This Redmond Magazine piece doesn't give the date -- it was August 2004 -- that Microsoft released Windows XP Service Pack 2 (SP2).
At that point the company committed what, according to the writer, many think was a mistake: The default switching on of the host-based Internet Connection Firewall (ICF). The problem, he says, is that getting the host-based firewall running within an organization is an "Herculean effort" involving high levels of application testing and configuration tuning. The complexity forced many administrators to simply disable ICF.
The position of this story is that ICF is potentially a helpful security tool, at least in one particular implementation. The writer says that it remains difficult to deploy ICF within the enterprise, but that the "standard profile" turns on when the device is connecting through outside networks. This can be a boon to security for machines connecting from dangerous environments such as coffee shops and airports. The piece goes on to provide a good amount of detail on why this is good and how it works.
Security folks love to compare security: Open source versus proprietary, Mac versus Windows, Vista versus XP, and so on. This piece at Jesper's blog was stimulated by a post at Jeff Jones' Security Blog -- a link is provided -- that suggests Vista security is better than that offered by XP and other operating systems.
In his post, Jesper Johansson observes that much of the comparison between Vista and XP security is based on each operating systems' first year in the field. However, that is meaningless in terms of how XP works. To them, the important thing is a comparison of how each operating system performs now.
The long piece leads to several conclusions. It found that Vista had fewer vulnerabilities than XP and that open source Firefox had more "patching events" than Internet Explorer running on XP or Vista.
The sense of this InfoWorld piece is that Vista security is far better than previous Microsoft operating systems, but that the price is more user involvement and inconvenience. User Access Control (UAC) is a feature designed to cut down on malware by asking users for permission every time a piece of software is set for installation. While this clearly improves security, it can become burdensome. Indeed, some companies offer software that automates this process and only brings out-of-the-ordinary situations to the attention of users.
The story also discusses the BitLocker encryption feature. BitLocker either encrypts the entire C drive or nothing. Some issues have cropped up, such as encryption for organizations using a D partition, the piece says and difficulty in decrypting data on machines taken from terminated employees.
Though Vista is the immediate future of Microsoft operating systems, there is a huge installed base of XP users. The company is in the extended process of introducing Windows XP Service Pack 3, which is expected to be the last update to XP. WindowsSecurity.com details the release, which contains no drastic changes. There are, however, security-related tweaks. Network Access Protection (NAP) compatibility enables XP to use the NAP feature in Windows Server 2008. This is akin to Network Access Control (NAC) approaches in which devices requesting permission to join a network have their security assessed and, if necessary, are quarantined and their software cleaned and/or updated. This is particularly useful for mobile devices.

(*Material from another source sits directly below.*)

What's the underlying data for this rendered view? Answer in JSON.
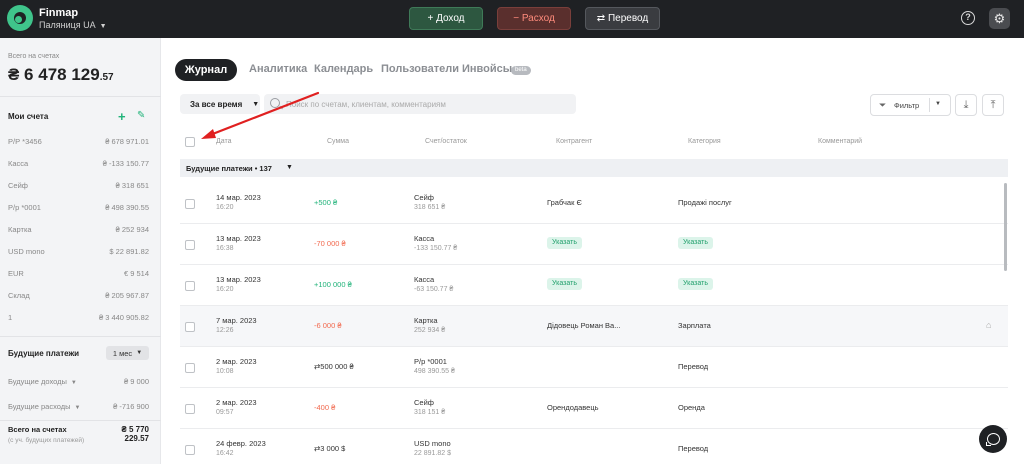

There also is additional cryptography on the kernel; added ability to detect routers that drop packets; easier rollout of IP Security (IPSec) virtual private networks; Digital Identity Management Service (DIMS) that enables seamless access to certificates; private keys for applications and services, and the addition of the more secure Wi-Fi Protected Access 2 (WPA2).

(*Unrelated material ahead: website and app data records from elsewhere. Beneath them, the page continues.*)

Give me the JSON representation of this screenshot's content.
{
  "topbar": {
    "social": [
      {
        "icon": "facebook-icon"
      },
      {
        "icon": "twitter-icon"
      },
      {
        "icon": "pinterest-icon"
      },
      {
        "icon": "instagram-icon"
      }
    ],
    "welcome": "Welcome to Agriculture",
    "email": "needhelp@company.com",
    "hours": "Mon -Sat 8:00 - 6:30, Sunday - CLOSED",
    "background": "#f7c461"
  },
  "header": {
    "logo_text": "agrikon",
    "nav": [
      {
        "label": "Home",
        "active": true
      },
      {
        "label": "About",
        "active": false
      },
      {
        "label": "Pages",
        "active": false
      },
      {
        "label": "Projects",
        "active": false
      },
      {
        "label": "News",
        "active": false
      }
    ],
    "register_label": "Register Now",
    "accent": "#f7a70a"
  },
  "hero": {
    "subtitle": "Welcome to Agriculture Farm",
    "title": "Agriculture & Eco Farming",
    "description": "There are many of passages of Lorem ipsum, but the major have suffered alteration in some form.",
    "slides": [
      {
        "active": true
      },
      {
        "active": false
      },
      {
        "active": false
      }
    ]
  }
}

Last month, the National Institute of Standards and Technology (NIST) announced the first products that have achieved Security Content Automation Protocol (SCAP) certification. Network World reports that the products are from Gideon Technologies, Secure Elements and ThreatGuard. This is the fulfillment of an order from the Office of Management & Budget (OMB) last July that directed NIST to put a program in place to fulfill the Federal Desktop Core Configuration (FDCC) standard overseeing security configurations for federal computers running Vista and XP.